- Make it fun- Choose exercise you like to do to keep you motivated, or keep it short. Several short sessions a day can be just as effective as a long one.
Those who live in the blue zones (areas of the world with healthy centenarians) remain social throughout their lives. Isolation is shown to be a contributor to poor brain health. With the pandemic and social distancing, and zoom meetings the norm, it’s difficult to get social time in. Our brains depend on us engaging with other people so it’s important to do it however you can.
What to do:
- Phone a friend- Call someone. Even if it’s someone you haven’t talked to for a while. Connect by phone, not text or email, and engage in a non-distracted conversation. Focusing on someone else and sharing reduces stress, and raises oxytocin in our bodies helping our mood.
- Walk it Out – Go for a socially distanced (during Covid) walk with a friend or neighbour- even if your friends don’t live nearby, ask a neighbour or a senior who lives close by to join you on a walk. It will make you feel as though you are helping someone (also good for the brain) get you in nature (which reduces stress) and get you exercise.
- Game night- Arrange for a group zoom game night. There are apps which allow you to host a murder mystery party, or quiz night.
Stress isn’t good for any part of the body, and the brain is no exception. Touro University states, “Stress can kill brain cells and even reduce the size of the brain. Chronic stress has a shrinking effect on the area of the brain responsible for memory and learning.” Yikes. Just hearing that is stressful. Don’t worry, here’s what you can do to chill out:
- Meditate– Meditation has many benefits to our health including reducing stress and anxiety according to Healthline.com.
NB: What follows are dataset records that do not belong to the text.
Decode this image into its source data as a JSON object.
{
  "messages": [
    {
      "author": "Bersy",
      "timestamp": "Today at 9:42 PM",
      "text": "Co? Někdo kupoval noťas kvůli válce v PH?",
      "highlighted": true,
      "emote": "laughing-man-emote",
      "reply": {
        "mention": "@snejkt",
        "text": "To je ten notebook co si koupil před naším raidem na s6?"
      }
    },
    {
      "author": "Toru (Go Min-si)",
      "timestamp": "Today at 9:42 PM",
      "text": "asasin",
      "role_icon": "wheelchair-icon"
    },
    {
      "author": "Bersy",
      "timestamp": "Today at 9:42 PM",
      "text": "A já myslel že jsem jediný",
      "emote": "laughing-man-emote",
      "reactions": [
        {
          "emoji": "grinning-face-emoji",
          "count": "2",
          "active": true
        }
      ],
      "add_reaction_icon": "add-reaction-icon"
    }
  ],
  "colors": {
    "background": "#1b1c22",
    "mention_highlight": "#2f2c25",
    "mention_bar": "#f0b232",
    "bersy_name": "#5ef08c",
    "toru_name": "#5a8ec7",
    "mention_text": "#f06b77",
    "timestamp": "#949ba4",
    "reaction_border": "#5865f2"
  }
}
- Yoga- Yoga helps activate the parasympathetic part of the brain responsible for rest and digestion. This is important in a world where the fight or flight part of our brain is continually activated. This ancient practise also helps to reduce anxiety symptoms. Here’s a video to get you started.
- Essential oils– The brain is strongly ruled by our olfactory senses. Smell is linked to memory and can calm our moods. Lavender helps with sleep, peppermint with headaches and energy. You can also try a formula made specifically for stress such as: Adaptive and Balance.
- Lower your Cortisol- If your stress hormone is too high you may feel tired and wired all the time. This means you probably need some extra support. A supplement to support your adrenals may help. Talk to a naturopath or registered nutritionist for guidance.
Give your Brain a Break
Our brains are busy. Even while we sleep it regulates oxygen, and the heart…it has a lot to do. How we treat our brains with diet and lifestyle may decide how our brains ultimately decide to treat us. With these simple tips you can improve your memory, mood, and brain health for a better brain today and in the future.
Linda Ljucovic, Registered Nutritionist and Dave Ellis, Osteopathic Manual Practitioner, Oakville